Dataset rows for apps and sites
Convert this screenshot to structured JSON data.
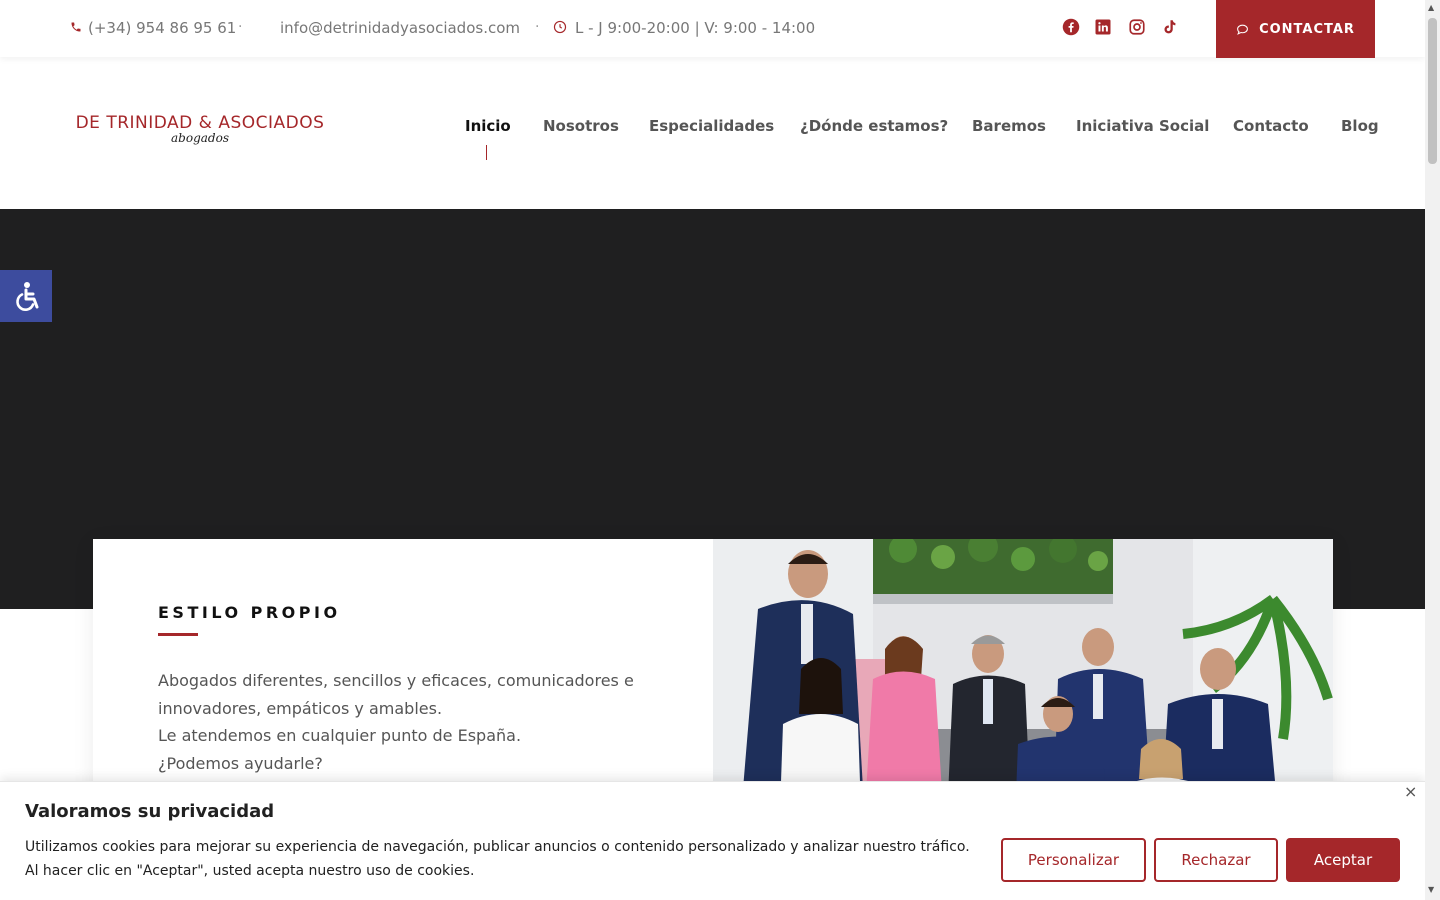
{
  "topbar": {
    "phone": "(+34) 954 86 95 61",
    "separator": "·",
    "email": "info@detrinidadyasociados.com",
    "hours": "L - J 9:00-20:00 | V: 9:00 - 14:00",
    "social_icons": [
      "facebook-icon",
      "linkedin-icon",
      "instagram-icon",
      "tiktok-icon"
    ],
    "contact_button": "CONTACTAR"
  },
  "logo": {
    "line1": "DE TRINIDAD & ASOCIADOS",
    "line2": "abogados"
  },
  "nav": {
    "items": [
      "Inicio",
      "Nosotros",
      "Especialidades",
      "¿Dónde estamos?",
      "Baremos",
      "Iniciativa Social",
      "Contacto",
      "Blog"
    ],
    "active": "Inicio"
  },
  "card": {
    "title": "ESTILO PROPIO",
    "line1": "Abogados diferentes, sencillos y eficaces, comunicadores e innovadores, empáticos y amables.",
    "line2": "Le atendemos en cualquier punto de España.",
    "line3": "¿Podemos ayudarle?"
  },
  "cookie": {
    "title": "Valoramos su privacidad",
    "text": "Utilizamos cookies para mejorar su experiencia de navegación, publicar anuncios o contenido personalizado y analizar nuestro tráfico. Al hacer clic en \"Aceptar\", usted acepta nuestro uso de cookies.",
    "customize": "Personalizar",
    "reject": "Rechazar",
    "accept": "Aceptar",
    "close": "×"
  },
  "colors": {
    "brand": "#a5272a",
    "hero_bg": "#1f1f20",
    "a11y_bg": "#3d4c9e"
  }
}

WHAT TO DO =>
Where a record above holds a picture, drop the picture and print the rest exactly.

RESPONSE BOX =>
Convert this screenshot to structured JSON data.
{
  "topbar": {
    "phone": "(+34) 954 86 95 61",
    "separator": "·",
    "email": "info@detrinidadyasociados.com",
    "hours": "L - J 9:00-20:00 | V: 9:00 - 14:00",
    "social_icons": [
      "facebook-icon",
      "linkedin-icon",
      "instagram-icon",
      "tiktok-icon"
    ],
    "contact_button": "CONTACTAR"
  },
  "logo": {
    "line1": "DE TRINIDAD & ASOCIADOS",
    "line2": "abogados"
  },
  "nav": {
    "items": [
      "Inicio",
      "Nosotros",
      "Especialidades",
      "¿Dónde estamos?",
      "Baremos",
      "Iniciativa Social",
      "Contacto",
      "Blog"
    ],
    "active": "Inicio"
  },
  "card": {
    "title": "ESTILO PROPIO",
    "line1": "Abogados diferentes, sencillos y eficaces, comunicadores e innovadores, empáticos y amables.",
    "line2": "Le atendemos en cualquier punto de España.",
    "line3": "¿Podemos ayudarle?"
  },
  "cookie": {
    "title": "Valoramos su privacidad",
    "text": "Utilizamos cookies para mejorar su experiencia de navegación, publicar anuncios o contenido personalizado y analizar nuestro tráfico. Al hacer clic en \"Aceptar\", usted acepta nuestro uso de cookies.",
    "customize": "Personalizar",
    "reject": "Rechazar",
    "accept": "Aceptar",
    "close": "×"
  },
  "colors": {
    "brand": "#a5272a",
    "hero_bg": "#1f1f20",
    "a11y_bg": "#3d4c9e"
  }
}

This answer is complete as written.